23.Gamble J, Creedy D. Content and processes of postpartum counseling after a distressing birth experience: a review. Birth. 2004; 31(3):213-218.
24.Fraser W, Maunsell E, Hodnett E, Moutquin JM, Childbirth Alternatives Post-Cesarean Study Group. Randomized controlled trial of a prenatal vaginal birth after cesarean section education and support program. American Journal of Obstetrics and Gynecology. 1997; 176(2).419-425.
25.Shorten A, Shorten B, Keogh J, West S, Morris J. Making choices for childbirth: a randomized controlled trial of a decision‐aid for informed birth after cesarean a. Birth. 2005; 32(4):252-261.
26.Malakouti J, Sattarzadeh Jahdi N, Mohaddesi H, Alidoost N, Asghari Jafarabadi M, Salehi Pourmehr H. The evaluating effect of education on knowledge and attitude of nulliparous women toward the delivery method. The Journal of Urmia Nursing and Midwifery Faculty. 2014; 12(7):568-575.

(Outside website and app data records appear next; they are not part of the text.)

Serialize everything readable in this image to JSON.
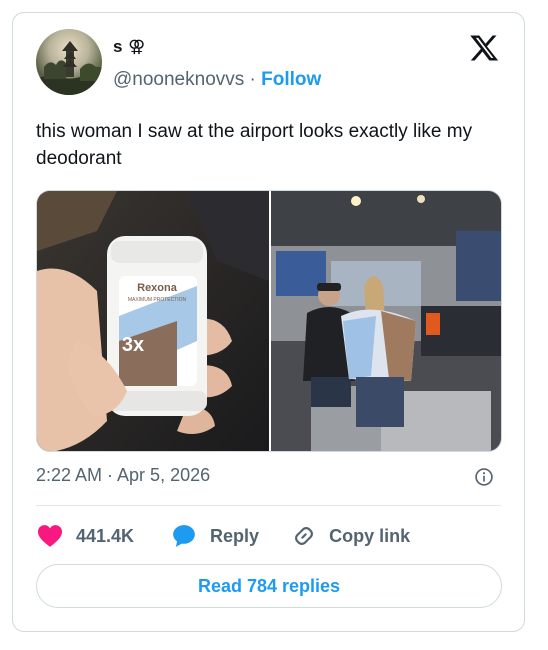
{
  "author": {
    "display_name": "s ⚢",
    "handle": "@nooneknovvs",
    "separator": " · ",
    "follow_label": "Follow"
  },
  "tweet": {
    "text": "this woman I saw at the airport looks exactly like my deodorant",
    "timestamp": "2:22 AM · Apr 5, 2026"
  },
  "media": {
    "left_photo": {
      "brand": "Rexona",
      "sub": "MAXIMUM PROTECTION",
      "badge": "3x"
    },
    "right_photo": {}
  },
  "actions": {
    "like_count": "441.4K",
    "reply_label": "Reply",
    "copy_link_label": "Copy link"
  },
  "read_replies_label": "Read 784 replies",
  "colors": {
    "accent": "#1d9bf0",
    "heart": "#f91880",
    "text": "#0f1419",
    "secondary": "#536471"
  },
  "icons": [
    "x-logo-icon",
    "info-icon",
    "heart-icon",
    "reply-bubble-icon",
    "link-icon"
  ]
}
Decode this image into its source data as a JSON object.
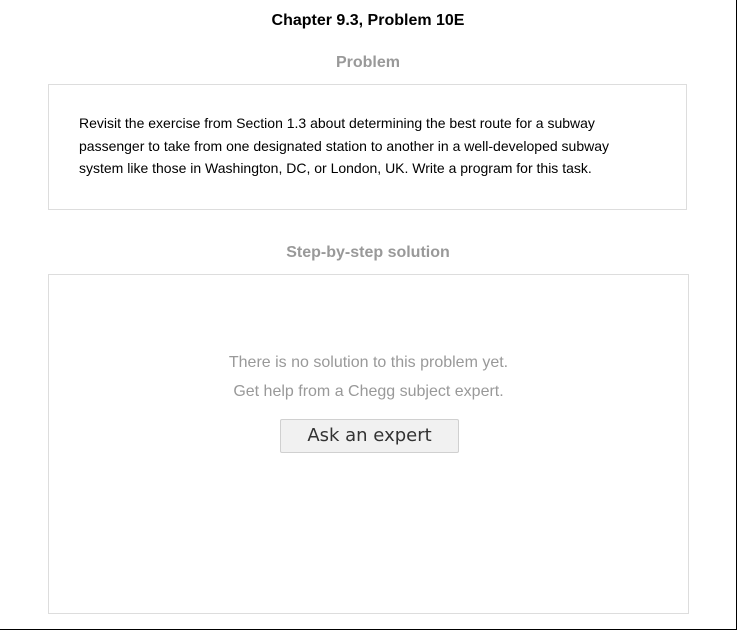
{
  "header": {
    "chapter_title": "Chapter 9.3, Problem 10E"
  },
  "problem": {
    "heading": "Problem",
    "text": "Revisit the exercise from Section 1.3 about determining the best route for a subway passenger to take from one designated station to another in a well-developed subway system like those in Washington, DC, or London, UK. Write a program for this task."
  },
  "solution": {
    "heading": "Step-by-step solution",
    "no_solution_message": "There is no solution to this problem yet.",
    "help_message": "Get help from a Chegg subject expert.",
    "ask_button_label": "Ask an expert"
  }
}
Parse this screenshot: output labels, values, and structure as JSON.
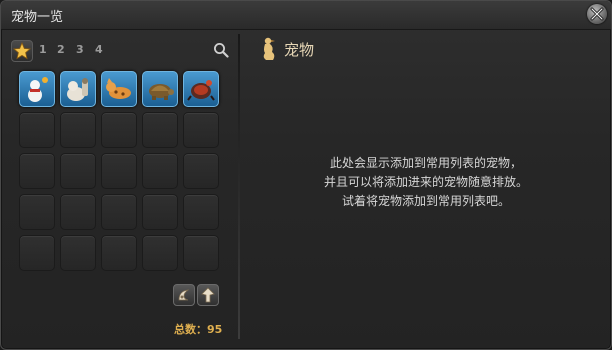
{
  "window": {
    "title": "宠物一览"
  },
  "sidebar": {
    "pages": [
      "1",
      "2",
      "3",
      "4"
    ],
    "slots": [
      {
        "filled": true,
        "icon": "snowman-minion-icon"
      },
      {
        "filled": true,
        "icon": "mole-minion-icon"
      },
      {
        "filled": true,
        "icon": "cat-minion-icon"
      },
      {
        "filled": true,
        "icon": "tortoise-minion-icon"
      },
      {
        "filled": true,
        "icon": "beetle-minion-icon"
      },
      {
        "filled": false
      },
      {
        "filled": false
      },
      {
        "filled": false
      },
      {
        "filled": false
      },
      {
        "filled": false
      },
      {
        "filled": false
      },
      {
        "filled": false
      },
      {
        "filled": false
      },
      {
        "filled": false
      },
      {
        "filled": false
      },
      {
        "filled": false
      },
      {
        "filled": false
      },
      {
        "filled": false
      },
      {
        "filled": false
      },
      {
        "filled": false
      },
      {
        "filled": false
      },
      {
        "filled": false
      },
      {
        "filled": false
      },
      {
        "filled": false
      },
      {
        "filled": false
      }
    ],
    "total": "总数：95"
  },
  "main": {
    "heading": "宠物",
    "message_lines": [
      "此处会显示添加到常用列表的宠物，",
      "并且可以将添加进来的宠物随意排放。",
      "试着将宠物添加到常用列表吧。"
    ]
  },
  "colors": {
    "accent_gold": "#e0b050",
    "slot_filled": "#2f7fbf",
    "heading_text": "#e7d7b6"
  }
}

27.Farnworth A, Robson S, Thomson R, Watson DB, Murtagh M. Decision support for women choosing mode of delivery after a previous caesarean section: a developmental study. Patient Education and Counseling. 2008; 71(1):116-124.
28. Fathian Z, Sharifirad GR, Hasanzadeh A, Fathian Z. Study of the effects of behavioral intention model education on reducing the cesarean rate among pregnant women of Khomeiny-Shahr, Isfahan in 2006. Zahedan Journal of Research in Medical Sciences. 2007; 9(2):123-131.
29. Sharifirad GR, Fathian Z, Tirani M, Mahaki B. Study on behavioral intention model (BIM) to the attitude of pregnant women toward normal delivery and cesarean section in province of Isfahan–Khomeiny Shahr-2006. Journal of Ilam University of Medical Sciences. 2007; 15(1):19-23.
30. Toughyani R, Ramezani MA, Izadi M, Motie Z. The effect of prenatal care group education on pregnant mothers' knowledge, attitude and practice. Iranian Journal of Medical Education. 2008; 7(2):317-324.
31.Lashgari MH, Delavari S, Markazi MN, Gorouhi F. Effects of training programs of pregnant women on their delivery type selection: a single blind, randomized control trial. Annals of Military and Health Sciences Research. 2005; 3(4):679-684.